We’re surrounded by technology. It’s in our pockets, it practically runs our home, we can’t do our jobs without it and even our cars run thanks to mysterious little black boxes stuffed full of inscrutable tech. It is perhaps inevitable, therefore, that the next evolutionary step on the technology path to enlightenment is wearable technology.
Although it’s been around for longer than you think, the current idea of wearable electronics is a relatively new concept that incorporates some well-established ideas, topped off with a healthy dash of innovation and technological advancements. So to bring you up to speed with this rapidly expanding and increasingly important field, here’s our rough guide to wearable technology.
#1 – So what exactly is wearable technology?
Wearable technology is also known as wearable devices, tech togs, or in some cases, fashion electronics. Unsurprisingly, it’s exactly what it says – clothing and in particular accessories such as ‘smartwatches’ that have built-in technology designed into their make-up. This can be purely aesthetic (such as tee-shirts that have LED displays on the front), or they can have more practical overtones such as the Pebble Smart Watch or Nike FuelBand.

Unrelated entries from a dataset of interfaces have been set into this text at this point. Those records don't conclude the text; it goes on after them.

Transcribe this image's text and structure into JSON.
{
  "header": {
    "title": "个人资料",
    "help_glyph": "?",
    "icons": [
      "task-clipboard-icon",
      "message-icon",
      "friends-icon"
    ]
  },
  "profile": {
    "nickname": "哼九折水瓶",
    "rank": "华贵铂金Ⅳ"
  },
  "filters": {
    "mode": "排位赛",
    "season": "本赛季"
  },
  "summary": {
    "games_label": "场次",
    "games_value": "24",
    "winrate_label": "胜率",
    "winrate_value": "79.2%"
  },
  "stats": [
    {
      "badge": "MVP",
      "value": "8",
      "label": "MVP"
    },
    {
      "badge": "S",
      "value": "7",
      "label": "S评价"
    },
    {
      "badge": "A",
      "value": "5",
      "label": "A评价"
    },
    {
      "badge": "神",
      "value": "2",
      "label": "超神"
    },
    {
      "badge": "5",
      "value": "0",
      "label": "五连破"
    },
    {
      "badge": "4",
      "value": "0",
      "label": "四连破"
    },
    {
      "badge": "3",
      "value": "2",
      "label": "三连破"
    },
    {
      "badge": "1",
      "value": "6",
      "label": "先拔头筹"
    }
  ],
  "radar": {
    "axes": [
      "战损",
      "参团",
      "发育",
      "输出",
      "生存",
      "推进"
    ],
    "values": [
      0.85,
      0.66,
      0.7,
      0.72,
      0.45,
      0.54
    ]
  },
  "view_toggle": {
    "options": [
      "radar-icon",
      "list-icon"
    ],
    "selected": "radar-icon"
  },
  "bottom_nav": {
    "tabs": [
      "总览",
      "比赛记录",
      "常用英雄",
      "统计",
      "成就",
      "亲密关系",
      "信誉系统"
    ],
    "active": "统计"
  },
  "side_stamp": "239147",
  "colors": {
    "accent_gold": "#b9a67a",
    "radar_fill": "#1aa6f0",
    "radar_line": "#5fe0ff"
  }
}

#2 – Hasn’t that been around for a while?
You could say it has. The earliest calculator digital watches came out in the 1980s and could be regarded as the grandfather of modern wearable electronics. However, today’s technology has moved on in leaps and bounds, and now flexible plastic display technology in particular is pushing the boundaries of wearable electronics.
Major research and development companies such as Plastic Logic, whose exploration of the applications of OLED and flexible plastic screen technology is changing the face of portable devices, believes that wearable electronics will be the next major consumer marketplace. “Plastic Logic’s flexible plastic displays are completely transformational in terms of product interaction,” said Plastic Logic CEO Indro Mukerjee.
And that’s the key phrase here – ‘product interaction’. As a society that’s embraced technological advancement, we’re more than ready to interact to a greater degree than ever before with our gadgets.
#3 – What good is it for me?
How we interact with technology is changing. We’re now much more accustomed to ‘tech on the move’, thanks to the advent of mobile devices such as tablets and smartphones. So producing ergonomic technology that fits around your wrist, for example, yet is still light and robust enough to put up with everyday use will allow us to use our tech at our convenience.
#4 – What are the benefits of wearable tech?
Wearable technology isn’t just for the trendy young man or woman about town. There are a host of other applications, particularly in two major areas, sports and medicine. For athletes (from elite runners right down to three-times-a-week joggers or weekend warriors), wearable electronics is already enabling them to monitor their performance and adjust their training to respond to instant readouts of everything from the oxygen levels in the blood to basic vitals such as heart rate.
In the medical environment, the incredibly light and flexible nature of wearable technology means that patient care and monitoring can be done without the necessity to ‘tether’ patients to large, expensive machines, which in turn also frees up resources for other patients.
#5 – What’s next for wearable technology?
Google Glass has set the bar pretty high for wearable technology, but we’re getting increasingly used to having tech on our bodies. If you’re into sports you may have a Nike FuelBand sports monitor band, while the super-trendy will have already picked themselves up the first generation smartwatches with flexible screen technology. Shirts with sensors to monitor your body are already being used in high-tech gyms, while the military has been using wearable technology on their battledress jackets for some years.
How we move forward with wearable technology is only really limited by our imaginations, as the technology itself is well advanced enough to cope with almost any application. The development of full-colour flexible technology could really drive things forward, as Indro Mukerjee, CEO of Plastic Logic explains: “Plastic Logic’s development of a colour flexible plastic display is particularly significant, since the same process is enabling unbreakable, flexible display solutions with other media such as OLED.”
“I am delighted that Plastic Logic can now demonstrate the far-reaching potential of the underlying technology. Our ability to create flexible, transmissive backplanes has led us not only to co-develop a flexible image sensor, but is also key to flexible OLED displays.”
Our advice is to keep a close watch on the development of flexible OLEDs in particular, but expect to be wearing your tech in future, not just carrying it around in your pocket.
Verena blogs about gadgets and technology, covering everything from the latest mobile advancements to display technology. When she’s not online Verena enjoys swimming, cycling and travelling the world.